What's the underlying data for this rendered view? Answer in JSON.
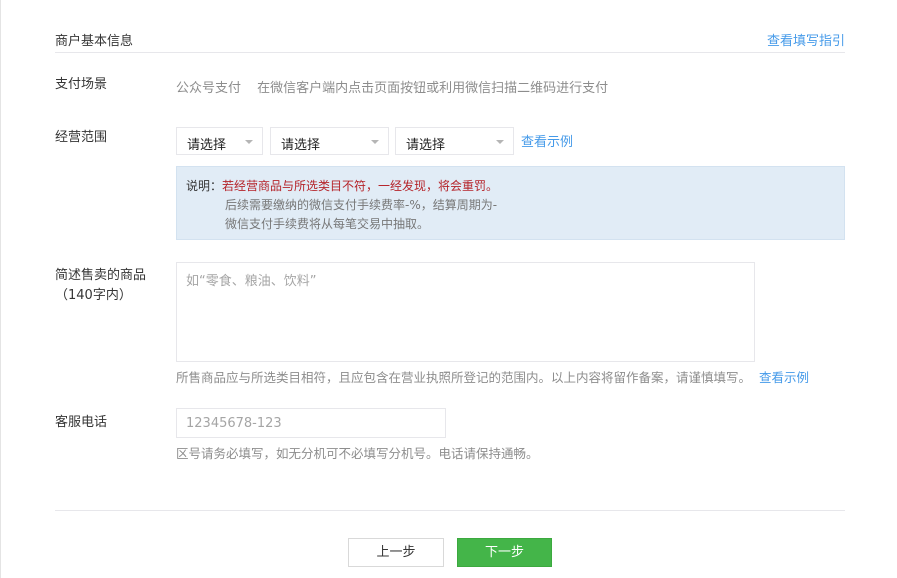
{
  "header": {
    "title": "商户基本信息",
    "guide_link": "查看填写指引"
  },
  "payment_scene": {
    "label": "支付场景",
    "type": "公众号支付",
    "description": "在微信客户端内点击页面按钮或利用微信扫描二维码进行支付"
  },
  "business_scope": {
    "label": "经营范围",
    "selects": [
      {
        "value": "请选择"
      },
      {
        "value": "请选择"
      },
      {
        "value": "请选择"
      }
    ],
    "example_link": "查看示例",
    "notice": {
      "prefix": "说明：",
      "warning": "若经营商品与所选类目不符，一经发现，将会重罚。",
      "line2": "后续需要缴纳的微信支付手续费率-%，结算周期为-",
      "line3": "微信支付手续费将从每笔交易中抽取。"
    }
  },
  "goods": {
    "label_line1": "简述售卖的商品",
    "label_line2": "（140字内）",
    "placeholder": "如“零食、粮油、饮料”",
    "help": "所售商品应与所选类目相符，且应包含在营业执照所登记的范围内。以上内容将留作备案，请谨慎填写。",
    "example_link": "查看示例"
  },
  "service_phone": {
    "label": "客服电话",
    "placeholder": "12345678-123",
    "help": "区号请务必填写，如无分机可不必填写分机号。电话请保持通畅。"
  },
  "footer": {
    "prev_label": "上一步",
    "next_label": "下一步"
  }
}
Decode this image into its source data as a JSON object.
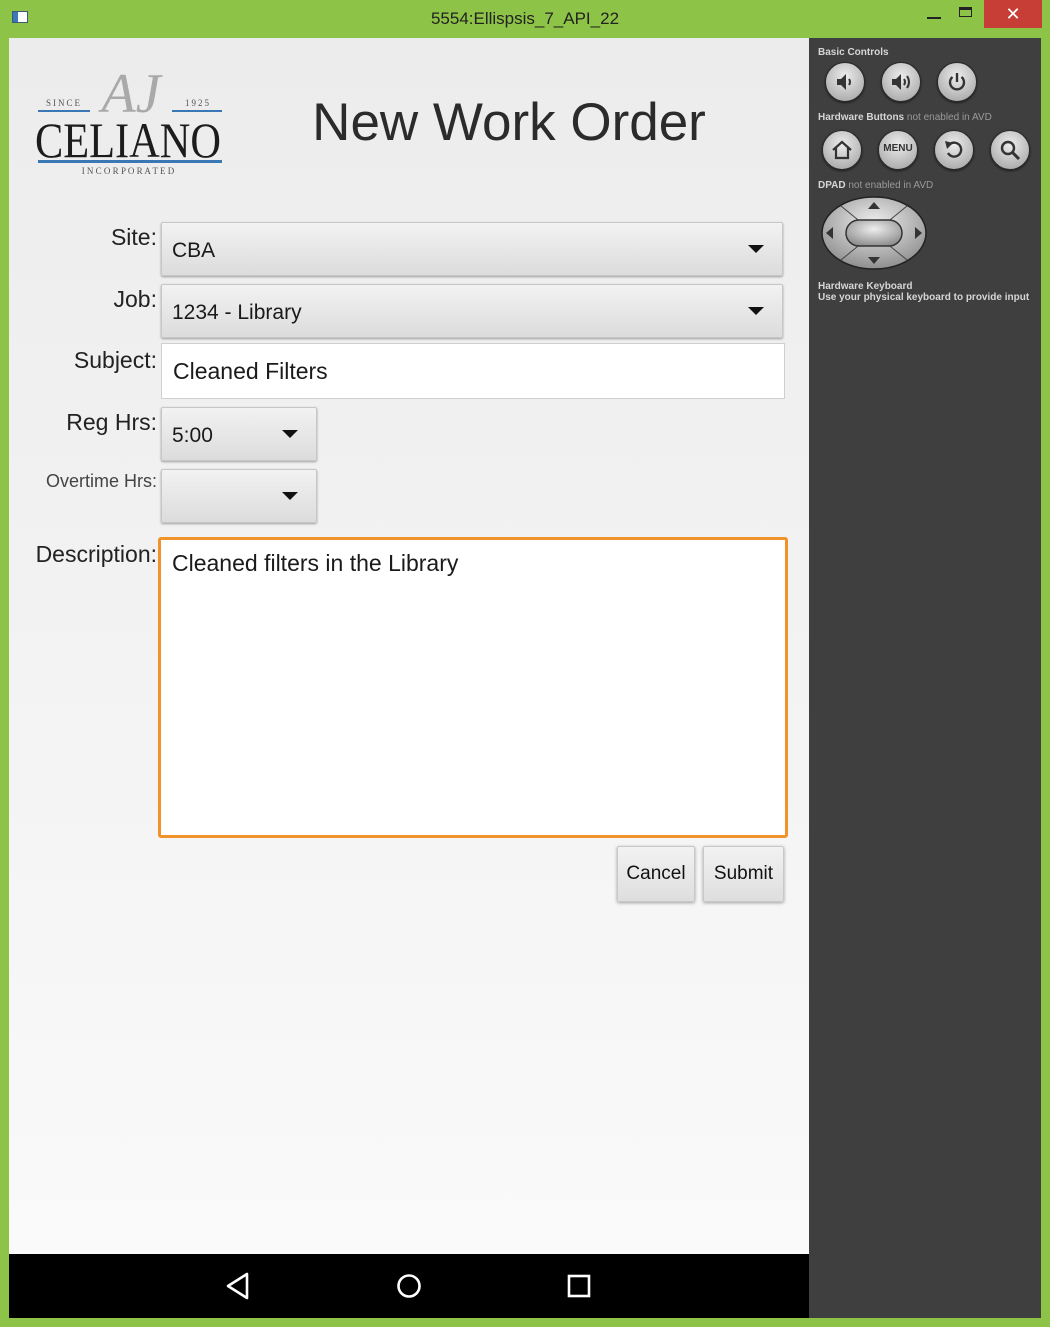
{
  "window": {
    "title": "5554:Ellispsis_7_API_22",
    "close_glyph": "✕"
  },
  "logo": {
    "monogram": "AJ",
    "since": "SINCE",
    "year": "1925",
    "name": "CELIANO",
    "sub": "I N C O R P O R A T E D"
  },
  "form": {
    "title": "New Work Order",
    "site": {
      "label": "Site:",
      "value": "CBA"
    },
    "job": {
      "label": "Job:",
      "value": "1234 - Library"
    },
    "subject": {
      "label": "Subject:",
      "value": "Cleaned Filters"
    },
    "reg_hrs": {
      "label": "Reg Hrs:",
      "value": "5:00"
    },
    "overtime_hrs": {
      "label": "Overtime Hrs:",
      "value": ""
    },
    "description": {
      "label": "Description:",
      "value": "Cleaned filters in the Library"
    },
    "cancel_label": "Cancel",
    "submit_label": "Submit"
  },
  "navbar": {
    "icons": [
      "back-icon",
      "home-icon",
      "recents-icon"
    ]
  },
  "panel": {
    "basic_controls": "Basic Controls",
    "hw_buttons": "Hardware Buttons",
    "hw_buttons_note": "not enabled in AVD",
    "menu_label": "MENU",
    "dpad": "DPAD",
    "dpad_note": "not enabled in AVD",
    "keyboard_title": "Hardware Keyboard",
    "keyboard_note": "Use your physical keyboard to provide input"
  },
  "colors": {
    "window_frame": "#8dc447",
    "focus_border": "#f0932a",
    "logo_blue": "#3a78b5",
    "panel_bg": "#3f3f3f"
  }
}
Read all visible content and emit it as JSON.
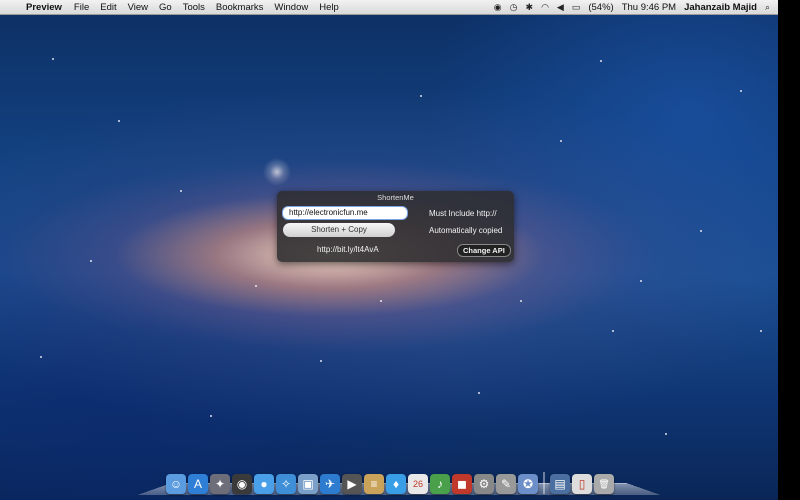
{
  "menubar": {
    "app_name": "Preview",
    "items": [
      "File",
      "Edit",
      "View",
      "Go",
      "Tools",
      "Bookmarks",
      "Window",
      "Help"
    ],
    "battery": "(54%)",
    "clock": "Thu 9:46 PM",
    "user": "Jahanzaib Majid"
  },
  "hud": {
    "title": "ShortenMe",
    "url_value": "http://electronicfun.me",
    "shorten_button": "Shorten + Copy",
    "hint_url": "Must Include http://",
    "hint_copied": "Automatically copied",
    "short_url": "http://bit.ly/lt4AvA",
    "change_api_button": "Change API"
  },
  "dock": {
    "items": [
      {
        "icon": "finder-icon",
        "color": "#5b9be0",
        "glyph": "☺"
      },
      {
        "icon": "app-store-icon",
        "color": "#2f7fd6",
        "glyph": "A"
      },
      {
        "icon": "launchpad-icon",
        "color": "#6e6e7a",
        "glyph": "✦"
      },
      {
        "icon": "dashboard-icon",
        "color": "#3a3a3a",
        "glyph": "◉"
      },
      {
        "icon": "ichat-icon",
        "color": "#4aa0e8",
        "glyph": "●"
      },
      {
        "icon": "safari-icon",
        "color": "#3e8fd8",
        "glyph": "✧"
      },
      {
        "icon": "preview-icon",
        "color": "#7a9fc9",
        "glyph": "▣"
      },
      {
        "icon": "mail-icon",
        "color": "#2d7cd0",
        "glyph": "✈"
      },
      {
        "icon": "facetime-icon",
        "color": "#555",
        "glyph": "▶"
      },
      {
        "icon": "notes-icon",
        "color": "#c9a35a",
        "glyph": "≡"
      },
      {
        "icon": "twitter-icon",
        "color": "#3a9ee6",
        "glyph": "♦"
      },
      {
        "icon": "calendar-icon",
        "color": "#e8e8e8",
        "glyph": "26"
      },
      {
        "icon": "itunes-icon",
        "color": "#4aa04a",
        "glyph": "♪"
      },
      {
        "icon": "photo-booth-icon",
        "color": "#c0392b",
        "glyph": "◼"
      },
      {
        "icon": "system-preferences-icon",
        "color": "#888",
        "glyph": "⚙"
      },
      {
        "icon": "utilities-icon",
        "color": "#999",
        "glyph": "✎"
      },
      {
        "icon": "image-capture-icon",
        "color": "#6c8fc9",
        "glyph": "✪"
      },
      {
        "icon": "downloads-stack-icon",
        "color": "#4a6fa0",
        "glyph": "▤"
      },
      {
        "icon": "document-stack-icon",
        "color": "#ddd",
        "glyph": "▯"
      },
      {
        "icon": "trash-icon",
        "color": "#aaa",
        "glyph": "🗑"
      }
    ]
  }
}
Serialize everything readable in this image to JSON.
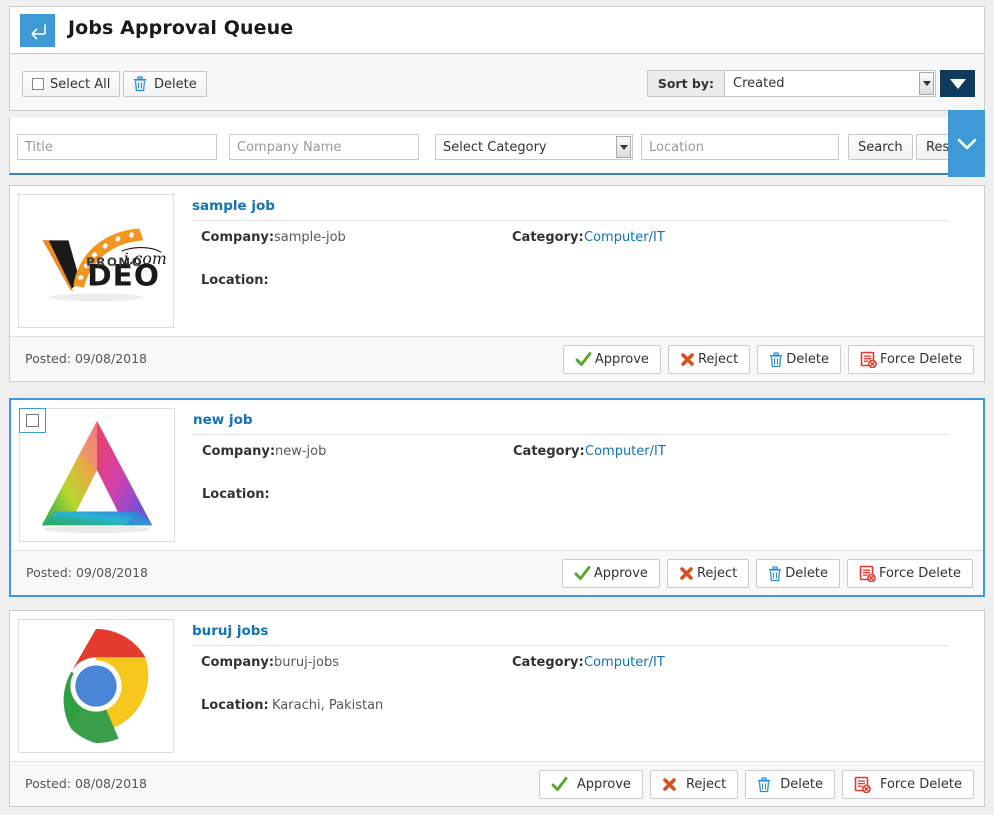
{
  "header": {
    "title": "Jobs Approval Queue",
    "back_icon": "arrow-left-icon"
  },
  "toolbar": {
    "select_all_label": "Select All",
    "delete_label": "Delete",
    "delete_icon": "trash-icon",
    "sort_by_label": "Sort by:",
    "sort_by_value": "Created",
    "sort_by_options": [
      "Created"
    ],
    "sort_direction_icon": "triangle-down-icon"
  },
  "filters": {
    "title_placeholder": "Title",
    "title_value": "",
    "company_placeholder": "Company Name",
    "company_value": "",
    "category_value": "Select Category",
    "category_options": [
      "Select Category"
    ],
    "location_placeholder": "Location",
    "location_value": "",
    "search_label": "Search",
    "reset_label": "Reset"
  },
  "panel_toggle": {
    "icon": "chevron-down-icon"
  },
  "actions": {
    "approve_label": "Approve",
    "approve_icon": "check-icon",
    "reject_label": "Reject",
    "reject_icon": "x-mark-icon",
    "delete_label": "Delete",
    "delete_icon": "trash-icon",
    "force_delete_label": "Force Delete",
    "force_delete_icon": "document-delete-icon"
  },
  "labels": {
    "company": "Company:",
    "category": "Category:",
    "location": "Location:"
  },
  "colors": {
    "accent_blue": "#3d9ad6",
    "link_blue": "#1273b5",
    "sort_button_navy": "#0f3c5c",
    "page_background": "#efefef",
    "approve_green": "#5aa832",
    "reject_red": "#d94f1e",
    "trash_blue": "#2a8fd0",
    "force_delete_red": "#e8352a"
  },
  "jobs": [
    {
      "title": "sample job",
      "company": "sample-job",
      "category": "Computer/IT",
      "location": "",
      "posted": "Posted: 09/08/2018",
      "logo": "promo-video-logo",
      "selected": false,
      "checkbox_visible": false
    },
    {
      "title": "new job",
      "company": "new-job",
      "category": "Computer/IT",
      "location": "",
      "posted": "Posted: 09/08/2018",
      "logo": "gradient-triangle-logo",
      "selected": true,
      "checkbox_visible": true
    },
    {
      "title": "buruj jobs",
      "company": "buruj-jobs",
      "category": "Computer/IT",
      "location": "Karachi, Pakistan",
      "posted": "Posted: 08/08/2018",
      "logo": "chrome-logo",
      "selected": false,
      "checkbox_visible": false
    }
  ]
}
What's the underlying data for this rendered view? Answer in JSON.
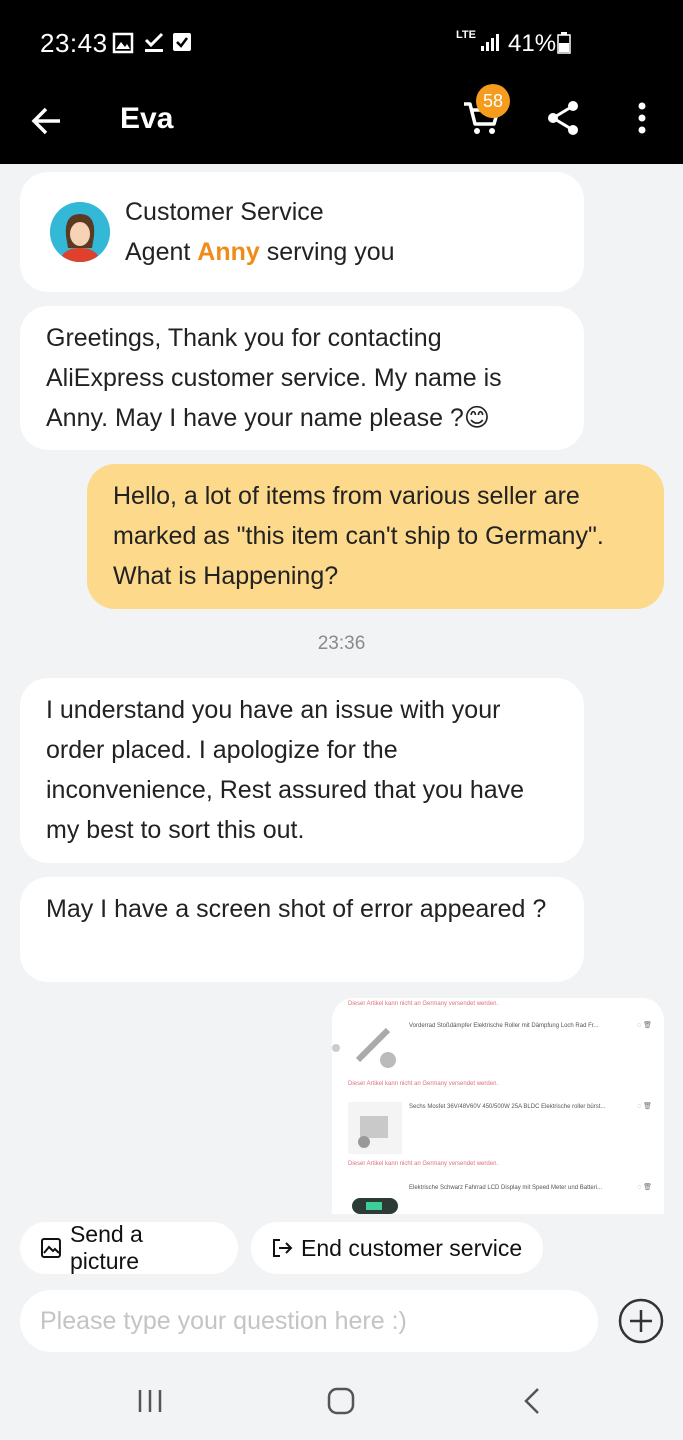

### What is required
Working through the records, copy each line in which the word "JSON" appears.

### Written reply
What's the underlying data for this rendered view? Answer in JSON.
Decode this image into its source data as a JSON object.
Read all visible content and emit it as JSON.
Serialize everything readable in this image to JSON.
What's the underlying data for this rendered view? Answer in JSON.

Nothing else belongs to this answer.